Scan the material below for "Compressor", then return each line that contains it.

__________________________________________________

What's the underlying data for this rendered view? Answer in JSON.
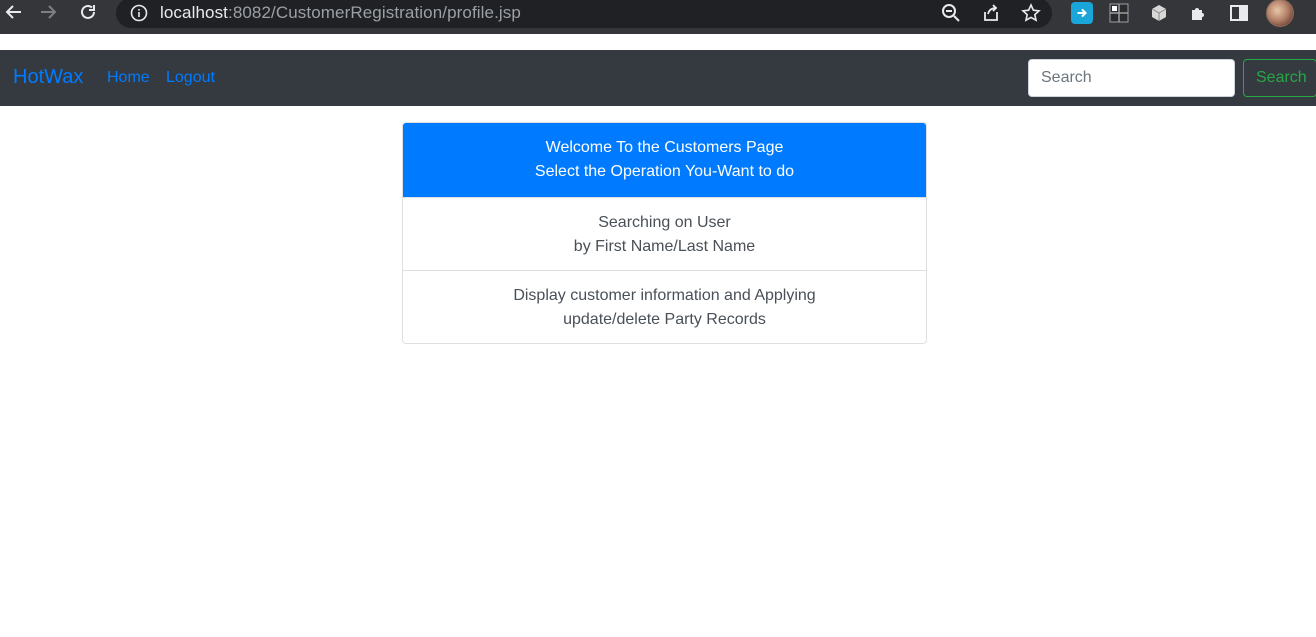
{
  "browser": {
    "url_host": "localhost",
    "url_rest": ":8082/CustomerRegistration/profile.jsp"
  },
  "navbar": {
    "brand": "HotWax",
    "links": [
      {
        "label": "Home"
      },
      {
        "label": "Logout"
      }
    ],
    "search_placeholder": "Search",
    "search_button": "Search"
  },
  "card": {
    "header_line1": "Welcome To the Customers Page",
    "header_line2": "Select the Operation You-Want to do",
    "items": [
      {
        "line1": "Searching on User",
        "line2": "by First Name/Last Name"
      },
      {
        "line1": "Display customer information and Applying",
        "line2": "update/delete Party Records"
      }
    ]
  },
  "colors": {
    "primary": "#007bff",
    "navbar_bg": "#343a40",
    "success": "#28a745"
  }
}
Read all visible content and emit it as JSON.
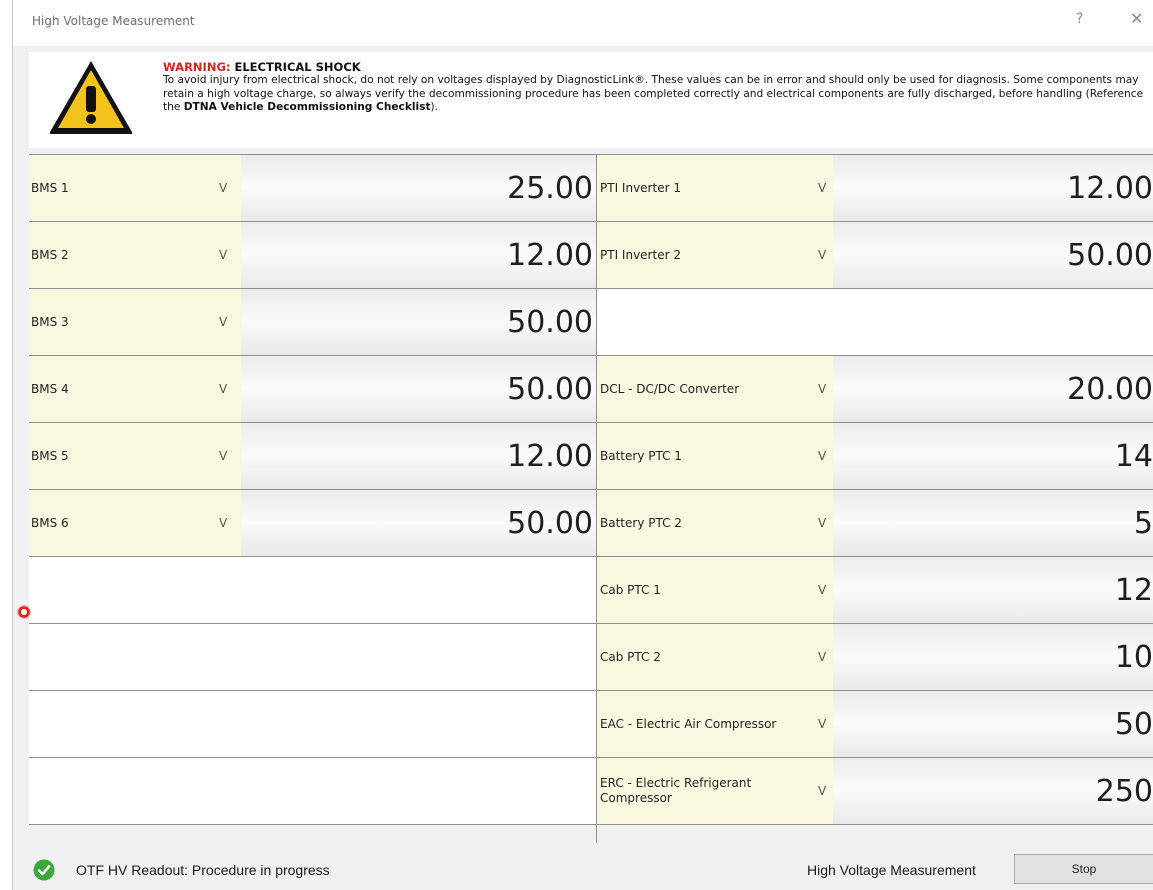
{
  "window": {
    "title": "High Voltage Measurement",
    "help_glyph": "?",
    "close_glyph": "✕"
  },
  "warning": {
    "icon": "warning-triangle-icon",
    "title_prefix": "WARNING:",
    "title_rest": " ELECTRICAL SHOCK",
    "text_part1": "To avoid injury from electrical shock, do not rely on voltages displayed by DiagnosticLink®. These values can be in error and should only be used for diagnosis. Some components may retain a high voltage charge, so always verify the decommissioning procedure has been completed correctly and electrical components are fully discharged, before handling (Reference the ",
    "text_bold": "DTNA Vehicle Decommissioning Checklist",
    "text_end": ")."
  },
  "measurements": {
    "left": [
      {
        "name": "BMS 1",
        "unit": "V",
        "value": "25.00"
      },
      {
        "name": "BMS 2",
        "unit": "V",
        "value": "12.00"
      },
      {
        "name": "BMS 3",
        "unit": "V",
        "value": "50.00"
      },
      {
        "name": "BMS 4",
        "unit": "V",
        "value": "50.00"
      },
      {
        "name": "BMS 5",
        "unit": "V",
        "value": "12.00"
      },
      {
        "name": "BMS 6",
        "unit": "V",
        "value": "50.00"
      }
    ],
    "right": [
      {
        "name": "PTI Inverter 1",
        "unit": "V",
        "value": "12.00"
      },
      {
        "name": "PTI Inverter 2",
        "unit": "V",
        "value": "50.00"
      },
      {
        "name": "DCL - DC/DC Converter",
        "unit": "V",
        "value": "20.00"
      },
      {
        "name": "Battery PTC 1",
        "unit": "V",
        "value": "14"
      },
      {
        "name": "Battery PTC 2",
        "unit": "V",
        "value": "5"
      },
      {
        "name": "Cab PTC 1",
        "unit": "V",
        "value": "12"
      },
      {
        "name": "Cab PTC 2",
        "unit": "V",
        "value": "10"
      },
      {
        "name": "EAC - Electric Air Compressor",
        "unit": "V",
        "value": "50"
      },
      {
        "name": "ERC - Electric Refrigerant Compressor",
        "unit": "V",
        "value": "250"
      }
    ]
  },
  "status": {
    "icon": "check-circle-icon",
    "color": "#3aa83a",
    "text": "OTF HV Readout: Procedure in progress",
    "label": "High Voltage Measurement",
    "stop_label": "Stop"
  }
}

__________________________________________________

EXERCISE ANSWER.
        "name": "EAC - Electric Air Compressor",
        "name": "ERC - Electric Refrigerant Compressor",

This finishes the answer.